Brad Pitt and Angelina Jolie’s Child Custody Agreement: What Does It Mean?

Brad Pitt and Angelina Jolie’s child custody agreement was announced late yesterday, November 7, 2016. As reported earlier by the Inquisitr, Angelina Jolie and her lawyers have released a statement saying that she will continue to keep physical custody of the six children involved in her and Brad Pitt’s divorce.

The agreement allows for therapeutic visits with Brad Pitt. Although the statement did not clarify what therapeutic visits involved, one can surmise that they are a form of supervised visitation, especially given the investigation surrounding an alleged altercation between Pitt and Maddox, his 15-year-old son.

Brad Pitt, Pax Thien Jolie-Pitt, Shiloh Nouvel Jolie-Pitt, Maddox Jolie-Pitt amidst a custody war with Angelina Jolie
[Image by Jordan Strauss/AP Images]

What is odd is the timing of the press release. The statement released on Monday stated the agreement was reached more than a week ago, but that calls into question why Pitt would file his own custody motion on Friday, November 4, 2016. The new custody agreement is likely because the initial temporary custody agreement filed expired on October 20th, 2016.

That means the L.A. County DCFS would have made new recommendations that would figure into this new agreement. The attachment of the word, “therapeutic,” to the continuing visits also indicates that the therapist likely wants to be present for future contact.

The counter affidavit by Pitt and his attorneys was likely an indication that they don’t agree with the new temporary custody agreement at all. Considering that the divorce is regulated by California State family law, it is highly unlikely that Angelina Jolie would be able to get complete sole custody of all six children.

In California, there are two types of custody whenever a dependent is involved, and they are physical and legal. Physical custody determines who the dependent will reside with, and legal custody determines who has the power to make decisions on behalf of them. It’s likely that Jolie is pursuing sole physical custody with joint legal custody as it’s unlikely that she would seek to shut Pitt out of the children’s lives entirely.

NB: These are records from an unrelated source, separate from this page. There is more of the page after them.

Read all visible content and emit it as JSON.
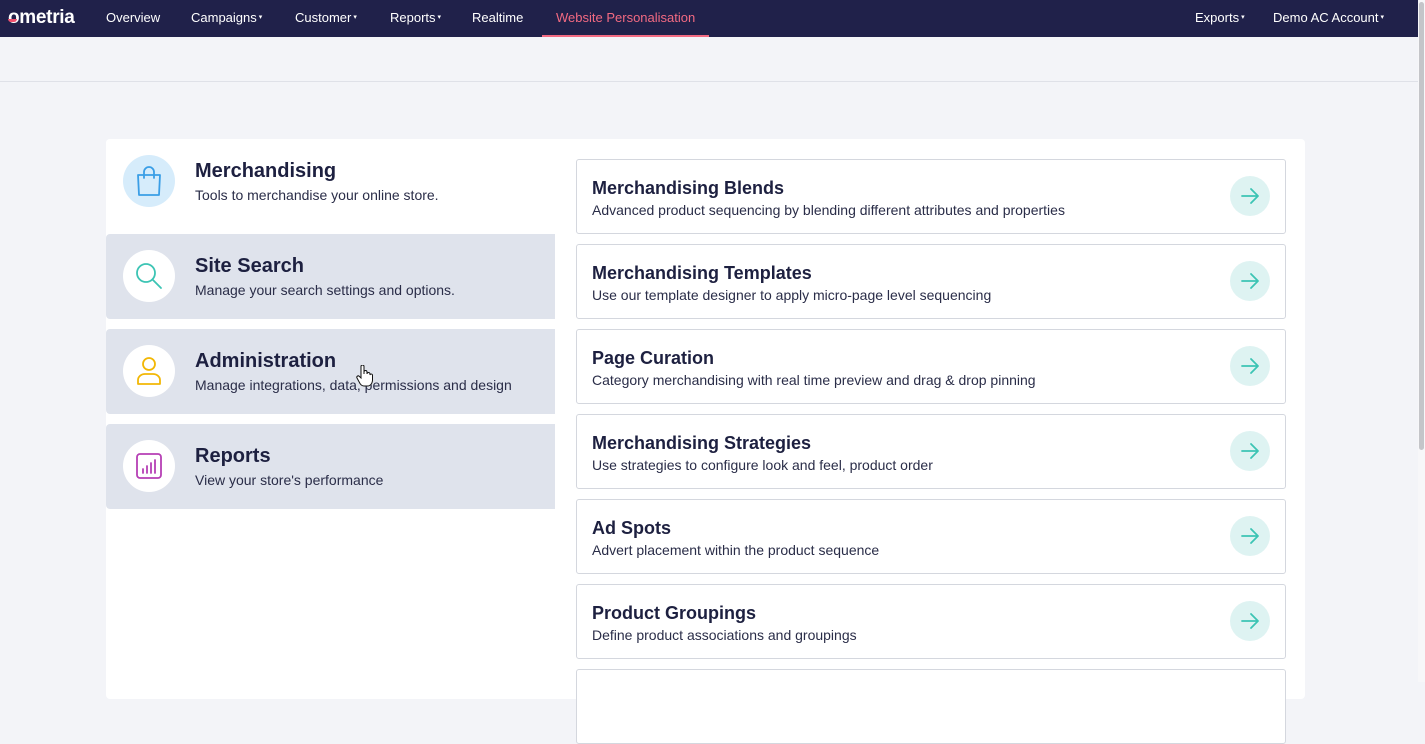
{
  "nav": {
    "logo": "ometria",
    "items": [
      {
        "label": "Overview",
        "has_caret": false
      },
      {
        "label": "Campaigns",
        "has_caret": true
      },
      {
        "label": "Customer",
        "has_caret": true
      },
      {
        "label": "Reports",
        "has_caret": true
      },
      {
        "label": "Realtime",
        "has_caret": false
      },
      {
        "label": "Website Personalisation",
        "has_caret": false,
        "active": true
      }
    ],
    "right_items": [
      {
        "label": "Exports",
        "has_caret": true
      },
      {
        "label": "Demo AC Account",
        "has_caret": true
      }
    ],
    "caret_glyph": "▾"
  },
  "categories": [
    {
      "title": "Merchandising",
      "desc": "Tools to merchandise your online store.",
      "icon": "shopping-bag-icon",
      "active": true
    },
    {
      "title": "Site Search",
      "desc": "Manage your search settings and options.",
      "icon": "search-icon"
    },
    {
      "title": "Administration",
      "desc": "Manage integrations, data, permissions and design",
      "icon": "user-icon"
    },
    {
      "title": "Reports",
      "desc": "View your store's performance",
      "icon": "bar-chart-icon"
    }
  ],
  "tools": [
    {
      "title": "Merchandising Blends",
      "desc": "Advanced product sequencing by blending different attributes and properties"
    },
    {
      "title": "Merchandising Templates",
      "desc": "Use our template designer to apply micro-page level sequencing"
    },
    {
      "title": "Page Curation",
      "desc": "Category merchandising with real time preview and drag & drop pinning"
    },
    {
      "title": "Merchandising Strategies",
      "desc": "Use strategies to configure look and feel, product order"
    },
    {
      "title": "Ad Spots",
      "desc": "Advert placement within the product sequence"
    },
    {
      "title": "Product Groupings",
      "desc": "Define product associations and groupings"
    },
    {
      "title": "",
      "desc": ""
    }
  ],
  "colors": {
    "nav_bg": "#20214a",
    "active_accent": "#f26a82",
    "arrow_color": "#3cc4b4",
    "arrow_bg": "#def3f2",
    "bag_icon": "#3a9ee6",
    "search_icon": "#3cc4b4",
    "user_icon": "#f2b705",
    "chart_icon": "#b63fb5"
  }
}
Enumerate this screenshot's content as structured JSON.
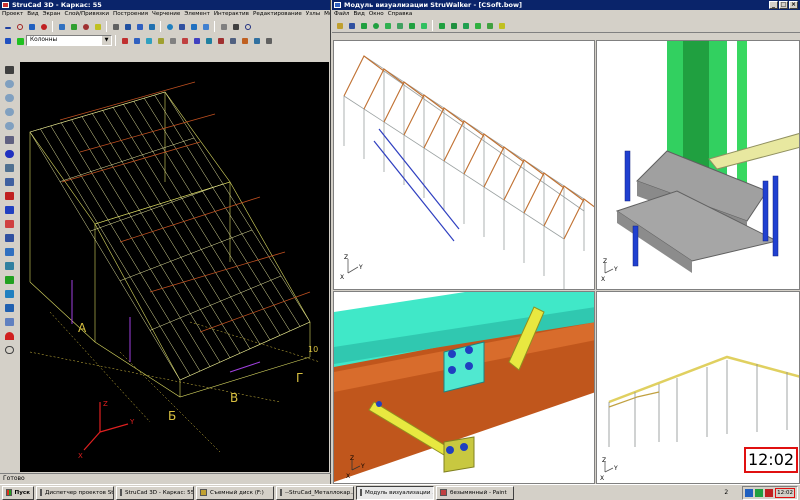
{
  "left_window": {
    "title": "StruCad 3D - Каркас: 55",
    "menu": [
      "Проект",
      "Вид",
      "Экран",
      "Слой/Привязки",
      "Построения",
      "Черчение",
      "Элемент",
      "Интерактив",
      "Редактирование",
      "Узлы",
      "Модель/Обмен"
    ],
    "layer_select": "Колонны",
    "status_text": "Готово",
    "axis_labels": {
      "x": "X",
      "y": "Y",
      "z": "Z"
    },
    "grid_letters": [
      "А",
      "Б",
      "В",
      "Г"
    ],
    "grid_number": "10",
    "viewport_bg": "#000000"
  },
  "right_window": {
    "title": "Модуль визуализации StruWalker - [CSoft.bow]",
    "menu": [
      "Файл",
      "Вид",
      "Окно",
      "Справка"
    ],
    "axis_labels": {
      "x": "X",
      "y": "Y",
      "z": "Z"
    },
    "viewport_bg": "#ffffff"
  },
  "taskbar": {
    "start_label": "Пуск",
    "tasks": [
      "Диспетчер проектов St...",
      "StruCad 3D - Каркас: 55",
      "Съемный диск (F:)",
      "--StruCad_Металлокар...",
      "Модуль визуализации ...",
      "безымянный - Paint"
    ],
    "tray_number": "2",
    "clock": "12:02",
    "clock_zoom": "12:02"
  },
  "colors": {
    "title_active": "#0a246a",
    "title_inactive": "#7a96df",
    "highlight_red": "#e01010",
    "teal": "#3ad0b8",
    "rust": "#b8501a",
    "yellow": "#e8e850",
    "plate": "#909090",
    "blue_bolt": "#2040d0"
  }
}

If Angelina Jolie has sole physical custody, she has the right to decide where the children will live and could even move them out of state or out of the country unless blocked by a court order. Because Pitt would be considered the noncustodial parent, his visits would be limited to what the courts approved.

Pitt’s counter-motion could be seen as a bid to prevent Angelina from moving somewhere that it would be difficult for him to see his children on a regular basis. It may also be a bargaining chip in what is sure to be a high-stakes fight over money and property, although that doesn’t seem consistent with Brad’s demeanor.

rad Pitt And Angelina Jolie Arrive In Japan with children in happier times before custody battle
[Image by Junko Kimura/Getty]

The counter-motion also serves as notification to Angelina Jolie and her lawyers that Brad has no intention of just rolling over when it comes to the divorce. He is apparently willing to fight for his family as much as he can so he could continue to be a father to son Maddox, 15; son Pax, 12; daughter Zahara, 11; daughter Shiloh, 10; and twins Knox and Vivienne, 8.

Where the custody will fall depends primarily on two things. First, the courts are going to look at what is best for the six children. Part of that will hang on whether or not Angelina Jolie can prove her initial concerns that Brad has substance abuse and anger issues. California Family Code 3041.5 dictates that if Pitt does have alcohol and marijuana dependency issues, then granting him joint custody would not be in the best interests of the children.

Secondly, in Maddox’s case, California Family Code 3042 states that the courts will give consideration to his wishes when it comes to custody. His testimony will also likely influence how the court will decide the rest of the children’s custody. It’s also possible, if unlikely, that the courts could issue separate custody orders for the children.

[Featured Image by Kevin Winter/Getty]